Sadly, the same was not true for the Cortina. On its first lap it provided me with the biggest vibration I’d ever experienced in a racing car. It was only when the engine was reaching its maximum 8600rom that it drowned out the noise emanating from the rear of the car. As I approached the Esses I attempted to steady the mirror by pressing my finger against it so that I could look out for any errant F3 cars, but I was unable to stop it shaking.
Sean then took the car out for a few laps only to pronounce it marginally worse than normal. He’s a hero. I thought he’d pedalled the car pretty well throughout the season, but he’d immediately gone up in my estimation. I was having trouble focussing on the apices.

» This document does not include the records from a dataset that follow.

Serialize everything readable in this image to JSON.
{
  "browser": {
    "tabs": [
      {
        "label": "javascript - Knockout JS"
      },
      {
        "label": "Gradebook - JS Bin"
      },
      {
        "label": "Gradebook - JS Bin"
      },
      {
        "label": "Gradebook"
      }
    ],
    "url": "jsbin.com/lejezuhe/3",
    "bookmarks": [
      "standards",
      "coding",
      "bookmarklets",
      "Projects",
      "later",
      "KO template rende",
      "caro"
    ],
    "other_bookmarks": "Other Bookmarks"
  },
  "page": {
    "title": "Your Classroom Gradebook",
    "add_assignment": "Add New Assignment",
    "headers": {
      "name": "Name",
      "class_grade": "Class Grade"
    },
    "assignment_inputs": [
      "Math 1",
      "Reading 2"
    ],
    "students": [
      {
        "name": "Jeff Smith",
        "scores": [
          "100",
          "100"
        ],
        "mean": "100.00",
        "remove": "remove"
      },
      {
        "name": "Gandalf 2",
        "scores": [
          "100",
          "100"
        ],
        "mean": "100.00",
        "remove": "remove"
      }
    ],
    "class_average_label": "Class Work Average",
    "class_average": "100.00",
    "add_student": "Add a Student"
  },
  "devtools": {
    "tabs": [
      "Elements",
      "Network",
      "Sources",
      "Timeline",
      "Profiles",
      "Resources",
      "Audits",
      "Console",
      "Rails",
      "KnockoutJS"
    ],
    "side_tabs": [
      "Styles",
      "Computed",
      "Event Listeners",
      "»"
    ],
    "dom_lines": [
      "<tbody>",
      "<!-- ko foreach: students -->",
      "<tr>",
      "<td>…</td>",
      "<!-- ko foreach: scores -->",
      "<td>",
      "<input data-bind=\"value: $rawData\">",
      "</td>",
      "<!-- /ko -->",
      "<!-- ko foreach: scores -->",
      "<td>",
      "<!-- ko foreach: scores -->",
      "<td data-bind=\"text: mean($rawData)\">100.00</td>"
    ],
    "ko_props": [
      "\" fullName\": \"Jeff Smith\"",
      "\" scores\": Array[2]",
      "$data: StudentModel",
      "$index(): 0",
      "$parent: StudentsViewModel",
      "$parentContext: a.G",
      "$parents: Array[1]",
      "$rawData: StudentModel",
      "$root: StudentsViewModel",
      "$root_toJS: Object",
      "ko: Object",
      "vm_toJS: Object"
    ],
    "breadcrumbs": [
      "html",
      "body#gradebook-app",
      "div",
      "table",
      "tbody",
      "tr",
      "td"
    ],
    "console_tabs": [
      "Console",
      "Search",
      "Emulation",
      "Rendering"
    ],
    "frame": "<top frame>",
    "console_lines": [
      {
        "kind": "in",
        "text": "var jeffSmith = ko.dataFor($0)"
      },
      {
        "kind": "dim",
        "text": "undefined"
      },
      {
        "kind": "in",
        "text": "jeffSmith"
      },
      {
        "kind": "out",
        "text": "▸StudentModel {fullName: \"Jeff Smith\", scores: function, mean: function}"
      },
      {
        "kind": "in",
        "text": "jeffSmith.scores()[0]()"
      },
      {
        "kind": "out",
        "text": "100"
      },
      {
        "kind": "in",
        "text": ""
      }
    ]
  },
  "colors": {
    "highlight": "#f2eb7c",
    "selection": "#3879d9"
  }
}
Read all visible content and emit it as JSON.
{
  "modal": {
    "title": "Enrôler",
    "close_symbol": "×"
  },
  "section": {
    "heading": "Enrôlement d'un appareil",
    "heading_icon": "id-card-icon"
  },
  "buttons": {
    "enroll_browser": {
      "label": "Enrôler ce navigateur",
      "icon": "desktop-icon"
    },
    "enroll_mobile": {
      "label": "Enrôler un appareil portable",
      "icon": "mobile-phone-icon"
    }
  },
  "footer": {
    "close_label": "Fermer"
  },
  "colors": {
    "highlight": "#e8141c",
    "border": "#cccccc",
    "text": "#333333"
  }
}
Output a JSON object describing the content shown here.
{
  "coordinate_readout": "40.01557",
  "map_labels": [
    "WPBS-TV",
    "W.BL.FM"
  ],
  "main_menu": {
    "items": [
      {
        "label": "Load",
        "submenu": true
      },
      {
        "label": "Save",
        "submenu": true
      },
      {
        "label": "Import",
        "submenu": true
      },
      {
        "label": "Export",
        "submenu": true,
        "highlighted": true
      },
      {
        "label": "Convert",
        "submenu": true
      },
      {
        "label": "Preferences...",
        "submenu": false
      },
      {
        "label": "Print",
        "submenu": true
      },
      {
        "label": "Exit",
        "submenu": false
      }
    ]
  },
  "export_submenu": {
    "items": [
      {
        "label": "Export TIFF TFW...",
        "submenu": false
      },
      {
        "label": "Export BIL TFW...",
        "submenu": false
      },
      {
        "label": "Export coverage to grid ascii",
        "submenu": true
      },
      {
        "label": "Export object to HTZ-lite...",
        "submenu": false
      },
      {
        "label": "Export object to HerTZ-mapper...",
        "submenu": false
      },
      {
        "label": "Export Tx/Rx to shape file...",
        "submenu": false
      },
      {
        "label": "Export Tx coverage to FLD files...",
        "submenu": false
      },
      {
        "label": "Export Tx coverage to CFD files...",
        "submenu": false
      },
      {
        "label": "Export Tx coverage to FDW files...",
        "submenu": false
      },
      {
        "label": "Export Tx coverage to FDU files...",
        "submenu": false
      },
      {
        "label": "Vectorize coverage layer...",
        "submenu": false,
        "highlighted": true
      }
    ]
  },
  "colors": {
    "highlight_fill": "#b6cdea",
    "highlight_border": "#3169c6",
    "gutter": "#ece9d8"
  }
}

So, at the risk of shaking my fillings out I set off again. This run confirmed that the engine was by far the best aspect of the car. The 1770cc Mass Race Engines-developed unit gave a strong 200 bhp which Sean admitted that he revved it to 9000 rpm if the situation dictated.
Down to Riches on the first flying lap pulling a solid 8500rpm in top. So far so good. Turn in. So far so good. In fact, it feels very good. Whoa! The car suddenly pitches and I’m grabbing as much opposite lock as is available. Mr Brown is very talented, thinks I. Those wheel-waving mid-sixties shots of jimmy Clark, Jacky lckx and John Whitmore flitted across my mind. I can categorically state that they weren’t just doing that for the hell of it!
Even before I got into the car, Sean admitted that to drive the Ford after the Camaro had probably been a mistake. He was right. But in his defence, the Cortina suffers because very little of it was carried over into the replacement model. The drivetrain in particular is a weak point: the four-speed gearbox was designed to take 120 bhp max, while the 4.5 to 1 diff has a very small crown and pinion which had a useful life of just one meeting. This is despite the dill’s capacity being increased to a gallon of synthetic oil, which just about keeps the temperature within respectable bounds. The driveshafts also suffer with the extra grip provided by modern tyres. This is definitely not a modern car in a ’60s shell.
The A-frame rear end has also reached its development potential. There is no chance of altering its roll-centres as the pick-up points cannot changed, and as the rear loads up in a corner it appears to reach a critical point whereupon the tail falls over itself and proceeds to bounce around. In an effort to combat this the 700 lb springs at the front are double the strength of those at the back.
The car is also hindered by its one-piece propshaft, which may be the cause of the dreaded vibration. The dashboard should have read rev counter, oil pressure, Richter Scale… Also, the vague gear linkage made the change a little hit and miss – I almost got reverse passing the pits on one lap – but apparently this would be very difficult to re-engineer.
The Cortina is quick a 1m 24s lap is possible at Snetterton but it’s hard work to get it to flow. It’s not easy to drive. But the team believes that there is more to come as its interpretation of the regulations may have been a little conservative. The car was built in a hectic 10 weeks before the start of the season, and more weight can be pared off its current 829 kg. A two-litre twin-cam is now available and a more modern rear axle has been used by some of its rivals thanks to a different interpretation of the rules.
The bottom line, however, is that it won its class five times on the trot at the start of the season, and then fended off the challenge of Nick Swift’s rapid Mini to win the championship. And the team only used 11 tyres on its two cars throughout the season. Can’t be bad. It just felt bad because the Camaro was so good. So very good. So very, very good. So…
Have I said enough to get a race in it yet?